- [TASK INPUT]
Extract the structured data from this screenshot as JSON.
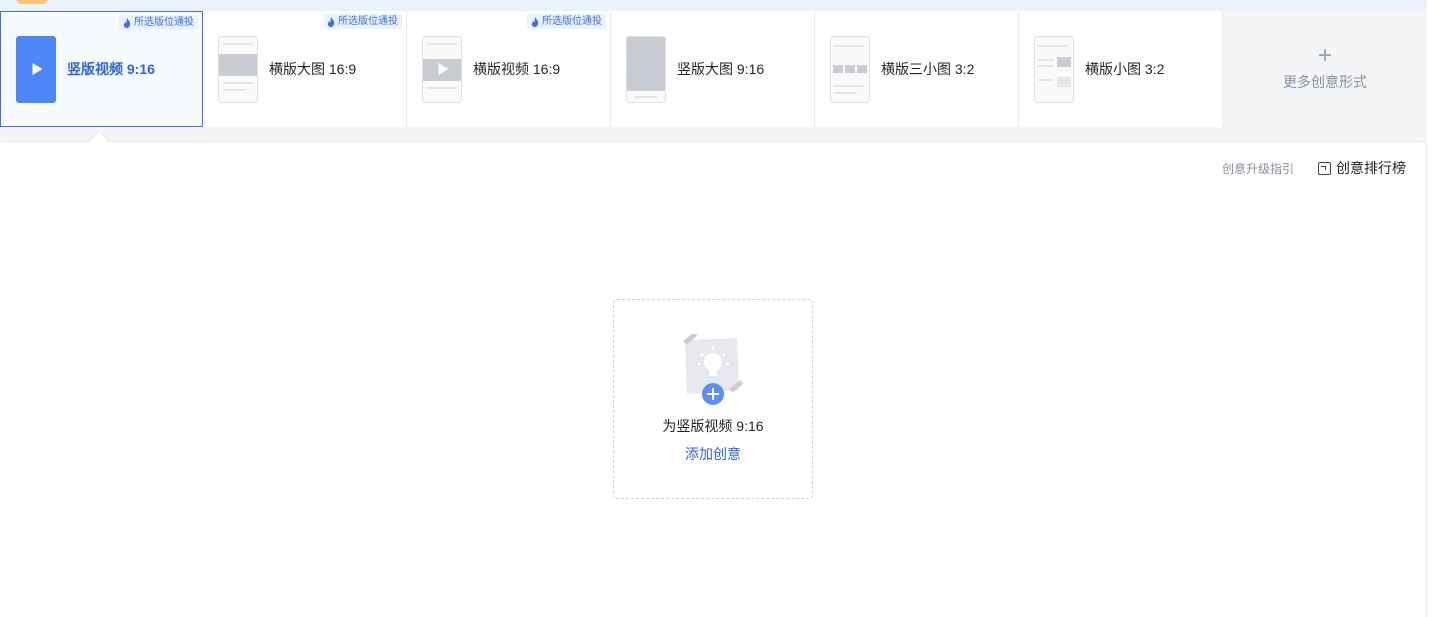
{
  "tabs": [
    {
      "label": "竖版视频 9:16",
      "badge": "所选版位通投",
      "active": true,
      "thumb": "vertical-video"
    },
    {
      "label": "横版大图 16:9",
      "badge": "所选版位通投",
      "active": false,
      "thumb": "horizontal-image"
    },
    {
      "label": "横版视频 16:9",
      "badge": "所选版位通投",
      "active": false,
      "thumb": "horizontal-video"
    },
    {
      "label": "竖版大图 9:16",
      "badge": "",
      "active": false,
      "thumb": "vertical-image"
    },
    {
      "label": "横版三小图 3:2",
      "badge": "",
      "active": false,
      "thumb": "three-small-images"
    },
    {
      "label": "横版小图 3:2",
      "badge": "",
      "active": false,
      "thumb": "small-image"
    }
  ],
  "more": {
    "icon": "plus-icon",
    "label": "更多创意形式"
  },
  "panel": {
    "guide_link": "创意升级指引",
    "rank_link": "创意排行榜",
    "add_card": {
      "title": "为竖版视频 9:16",
      "action": "添加创意"
    }
  },
  "colors": {
    "accent": "#2f64e3",
    "active_border": "#3a70ec",
    "thumb_blue": "#4f86f5"
  }
}
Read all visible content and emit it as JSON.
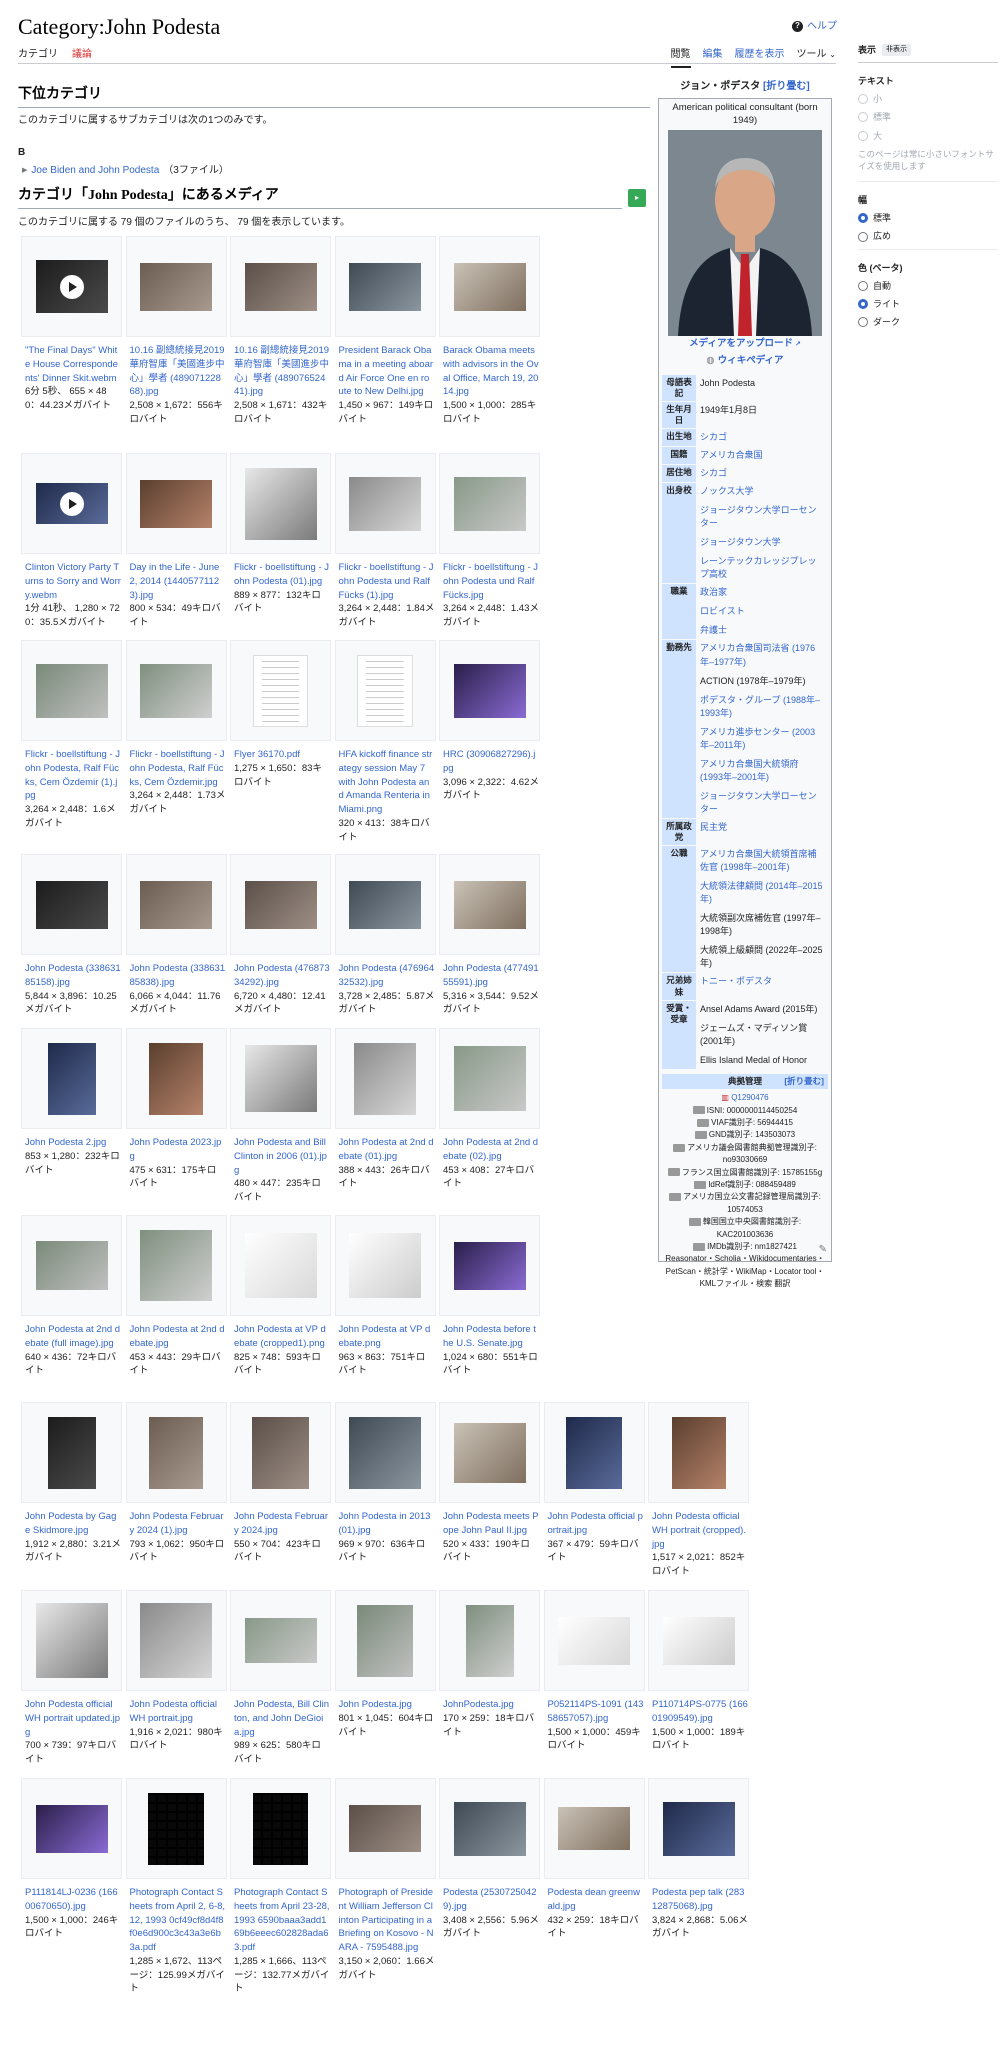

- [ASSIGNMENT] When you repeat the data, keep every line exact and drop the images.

- [ANSWER TO THIS TASK]
Extract the structured data from this screenshot as JSON.
{
  "tabs": [
    {
      "label": "竖版视频 9:16",
      "badge": "所选版位通投",
      "active": true,
      "thumb": "vertical-video"
    },
    {
      "label": "横版大图 16:9",
      "badge": "所选版位通投",
      "active": false,
      "thumb": "horizontal-image"
    },
    {
      "label": "横版视频 16:9",
      "badge": "所选版位通投",
      "active": false,
      "thumb": "horizontal-video"
    },
    {
      "label": "竖版大图 9:16",
      "badge": "",
      "active": false,
      "thumb": "vertical-image"
    },
    {
      "label": "横版三小图 3:2",
      "badge": "",
      "active": false,
      "thumb": "three-small-images"
    },
    {
      "label": "横版小图 3:2",
      "badge": "",
      "active": false,
      "thumb": "small-image"
    }
  ],
  "more": {
    "icon": "plus-icon",
    "label": "更多创意形式"
  },
  "panel": {
    "guide_link": "创意升级指引",
    "rank_link": "创意排行榜",
    "add_card": {
      "title": "为竖版视频 9:16",
      "action": "添加创意"
    }
  },
  "colors": {
    "accent": "#2f64e3",
    "active_border": "#3a70ec",
    "thumb_blue": "#4f86f5"
  }
}
Read all visible content and emit it as JSON.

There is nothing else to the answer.